- Movable Property
- If an assessee receives any movable property without consideration, the aggregate fair market value of such property on the date of receipt would be taxable in the hand of the recipient if the amount exceeds INR 50,000.
- If an assessee receives any movable property for inadequate consideration and the difference between the aggregate fair market value of such property and consideration exceeds INR 50,000, such difference would be taxable.
Deductions Applicable for Income from Other Sources under section 57 of the I-T Act
According to section 57 of the IT Act, any assessee earning income from other sources can claim deductions of the following expenses while calculating their income-
- In the case of income from mutual funds, specified companies, or dividends:
Interest expenditure is allowed as a deduction subject to a maximum of 20% of such income.
- In case of interest on securities:
Any amount paid as commission or remuneration to any other person.
- In case of interest on the compensation of compulsory acquisition:
The amount equal to 50% of such income shall be allowed as a deduction, and no deduction shall be allowed under any other clause of this section.
- Family Pension:
A deduction of a sum equal to 33-1/3 % of such income or INR 15,000, whichever is less, is allowed.
- Any other expenditure not in the nature of capital expenditure expended wholly and exclusively to earn such income.
Deductions not allowed under section 58 of the I-T Act.
- Any personal expense that the assessee bears.
- Any interest taxable under the I-T Act is payable outside India, but neither tax has been paid nor TDS deducted.
- Any payment is taxable under the head “Salaries” if it is payable outside India unless tax has been paid or deducted at source.
- Where 30% TDS has to be deducted from any sum payable to a resident and such tax has not been deducted or after deduction has not been paid on or before the due date of return filing under section 139(1).
- Any expenditure in which a payment is made in cash exceeding INR 10,000 to a person in a day.
Many passive income streams, such as dividends, interest, and rent, are taxable as income from other sources.

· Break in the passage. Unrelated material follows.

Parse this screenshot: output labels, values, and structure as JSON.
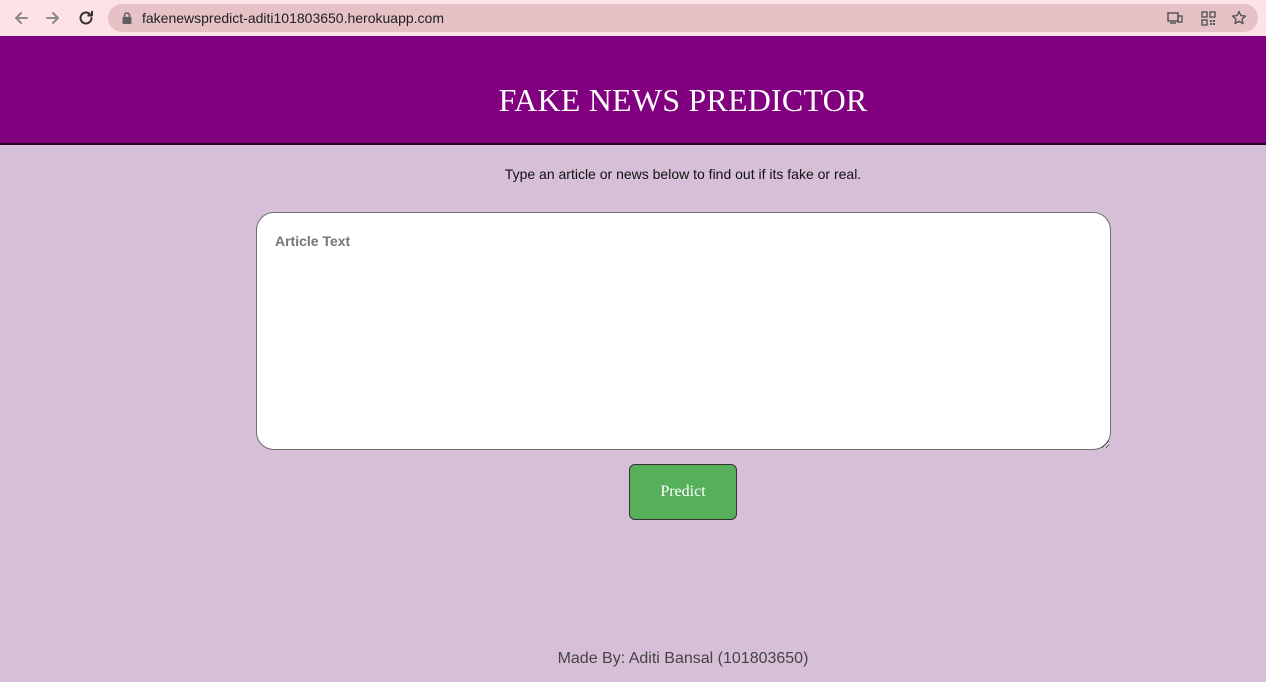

A majority of us earn some form of these passive streams of income. Therefore, it is important to know about income from other sources and the available deductions so that you can disclose your income under the correct head in your tax return and the expenses you are entitled to claim under the Income Tax Act.
Frequently Asked Questions
I have won a lottery of ₹10 lakh. Would tax be deducted from the same? How much tax do I have to pay if tax is not deducted?
Yes, tax at the rate of 30% should be deducted under Section 194B since your winning is more than ₹10,000. Even if tax is not deducted, your winning will be subject to tax at the same rate of 30% under Section 115BB.
Can I claim a deduction under Section 80TTA for interest on fixed deposits?
No, you cannot claim a deduction for interest on fixed deposits. The interest would be taxable as per the slab rate applicable to you. However, senior citizens can claim a deduction of up to ₹50,000 under Section 80TTB.
Is cash received as a gift on the occasion of marriage taxable?
Any amount of cash received at the time of marriage is not taxable.
I have a fixed deposit and a savings account with a bank. Would tax be deducted from the interest earned by me?
Tax should be deducted by your bank under section 194A at the rate of 10% on interest on fixed deposits if the total amount of interest earned by you in the financial year is ₹40,000 or more (₹50,000 for senior citizens). Since Section 194A excludes savings bank interest from the applicability of TDS, no tax should be deducted by your bank.